◆ **DATA FOR REVIEW**
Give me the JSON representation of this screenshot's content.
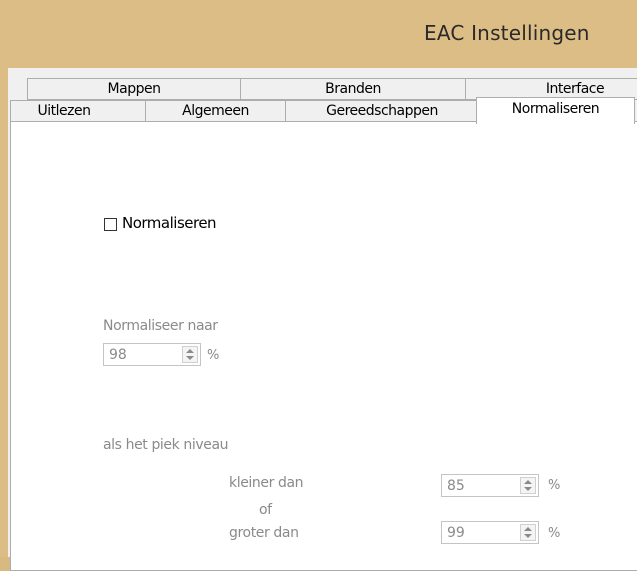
{
  "window": {
    "title": "EAC Instellingen"
  },
  "tabs_row1": [
    "Mappen",
    "Branden",
    "Interface"
  ],
  "tabs_row2": [
    "Uitlezen",
    "Algemeen",
    "Gereedschappen",
    "Normaliseren"
  ],
  "active_tab": "Normaliseren",
  "normalize": {
    "checkbox_label": "Normaliseren",
    "checked": false,
    "normalize_to_label": "Normaliseer naar",
    "normalize_to_value": "98",
    "percent": "%",
    "peak_label": "als het piek niveau",
    "smaller_label": "kleiner dan",
    "smaller_value": "85",
    "or_label": "of",
    "greater_label": "groter dan",
    "greater_value": "99"
  },
  "colors": {
    "titlebar": "#ddbd86",
    "disabled_text": "#8a8a8a"
  }
}
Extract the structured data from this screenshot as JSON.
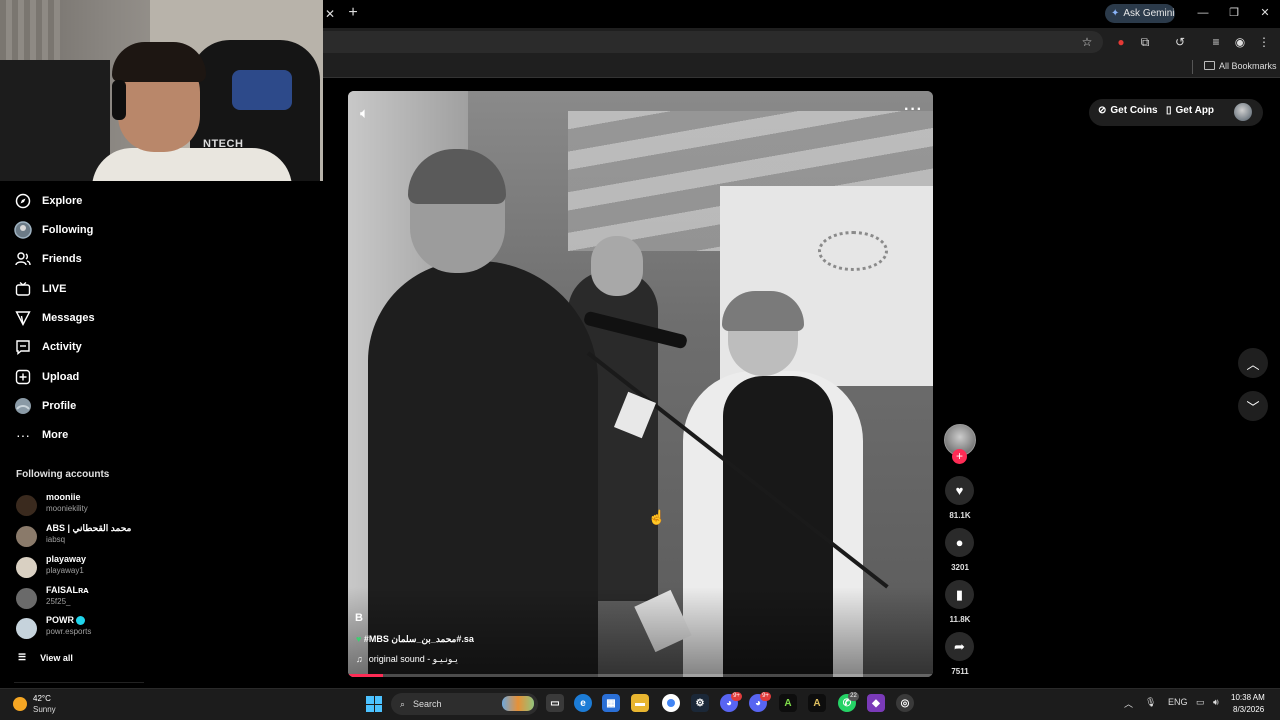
{
  "browser": {
    "gemini_label": "Ask Gemini",
    "bookmarks_label": "All Bookmarks"
  },
  "webcam": {
    "chair_brand": "NTECH"
  },
  "sidebar": {
    "items": [
      {
        "label": "Explore",
        "icon": "compass-icon"
      },
      {
        "label": "Following",
        "icon": "following-avatar-icon"
      },
      {
        "label": "Friends",
        "icon": "friends-icon"
      },
      {
        "label": "LIVE",
        "icon": "live-tv-icon"
      },
      {
        "label": "Messages",
        "icon": "send-icon"
      },
      {
        "label": "Activity",
        "icon": "activity-icon"
      },
      {
        "label": "Upload",
        "icon": "upload-plus-icon"
      },
      {
        "label": "Profile",
        "icon": "profile-avatar-icon"
      },
      {
        "label": "More",
        "icon": "more-dots-icon"
      }
    ],
    "following_title": "Following accounts",
    "accounts": [
      {
        "name": "mooniie",
        "handle": "mooniekility",
        "color": "#3a2a1e"
      },
      {
        "name": "ABS | محمد القحطاني",
        "handle": "iabsq",
        "color": "#8a7a6a"
      },
      {
        "name": "playaway",
        "handle": "playaway1",
        "color": "#d9d0c2"
      },
      {
        "name": "FAISALʀᴀ",
        "handle": "25f25_",
        "color": "#6a6a6a"
      },
      {
        "name": "POWR",
        "handle": "powr.esports",
        "color": "#c6d3dc",
        "verified": true
      }
    ],
    "view_all": "View all"
  },
  "video": {
    "author": "B",
    "caption_tags": "#MBS محمد_بن_سلمان#.sa",
    "music": "original sound - يـونـيـو",
    "progress": 0.06
  },
  "actions": {
    "likes": "81.1K",
    "comments": "3201",
    "saves": "11.8K",
    "shares": "7511"
  },
  "topbar": {
    "get_coins": "Get Coins",
    "get_app": "Get App"
  },
  "taskbar": {
    "temperature": "42°C",
    "weather": "Sunny",
    "search_placeholder": "Search",
    "language": "ENG",
    "time": "10:38 AM",
    "date": "8/3/2026",
    "badges": {
      "discord1": "9+",
      "discord2": "9+",
      "whatsapp": "22"
    }
  },
  "colors": {
    "accent": "#fe2c55",
    "verified": "#20d5ec",
    "windows": "#4cc2ff"
  }
}
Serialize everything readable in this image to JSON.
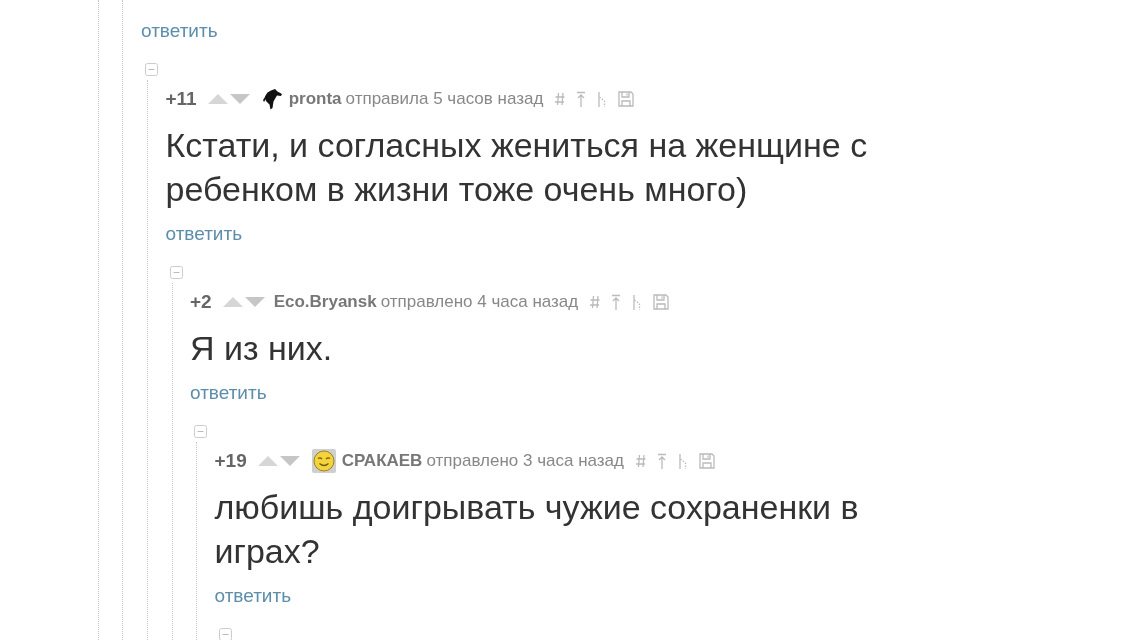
{
  "thread": {
    "reply_label": "ответить",
    "children": [
      {
        "expanded": true,
        "kind": "silhouette",
        "rating": "+11",
        "author": "pronta",
        "posted": "отправила 5 часов назад",
        "text": "Кстати, и согласных жениться на женщине с ребенком в жизни тоже очень много)",
        "reply_label": "ответить",
        "children": [
          {
            "expanded": true,
            "kind": "plain",
            "rating": "+2",
            "author": "Eco.Bryansk",
            "posted": "отправлено 4 часа назад",
            "text": "Я из них.",
            "reply_label": "ответить",
            "children": [
              {
                "expanded": true,
                "kind": "smiley",
                "rating": "+19",
                "author": "СРАКАЕВ",
                "posted": "отправлено 3 часа назад",
                "text": "любишь доигрывать чужие сохраненки в играх?",
                "reply_label": "ответить",
                "children": [
                  {
                    "expanded": true
                  }
                ]
              }
            ]
          }
        ]
      }
    ]
  }
}
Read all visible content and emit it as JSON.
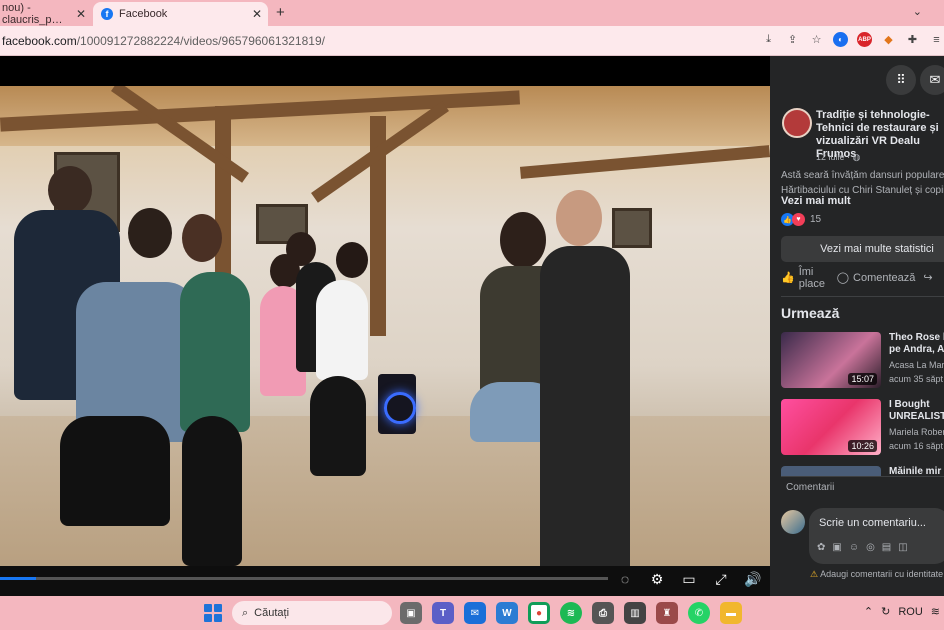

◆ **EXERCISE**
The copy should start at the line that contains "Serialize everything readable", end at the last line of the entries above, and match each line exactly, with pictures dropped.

◆ **ANSWER BOX**
Serialize everything readable in this image to JSON.
{
  "thread": {
    "reply_label": "ответить",
    "children": [
      {
        "expanded": true,
        "kind": "silhouette",
        "rating": "+11",
        "author": "pronta",
        "posted": "отправила 5 часов назад",
        "text": "Кстати, и согласных жениться на женщине с ребенком в жизни тоже очень много)",
        "reply_label": "ответить",
        "children": [
          {
            "expanded": true,
            "kind": "plain",
            "rating": "+2",
            "author": "Eco.Bryansk",
            "posted": "отправлено 4 часа назад",
            "text": "Я из них.",
            "reply_label": "ответить",
            "children": [
              {
                "expanded": true,
                "kind": "smiley",
                "rating": "+19",
                "author": "СРАКАЕВ",
                "posted": "отправлено 3 часа назад",
                "text": "любишь доигрывать чужие сохраненки в играх?",
                "reply_label": "ответить",
                "children": [
                  {
                    "expanded": true
                  }
                ]
              }
            ]
          }
        ]
      }
    ]
  }
}
Read all visible content and emit it as JSON.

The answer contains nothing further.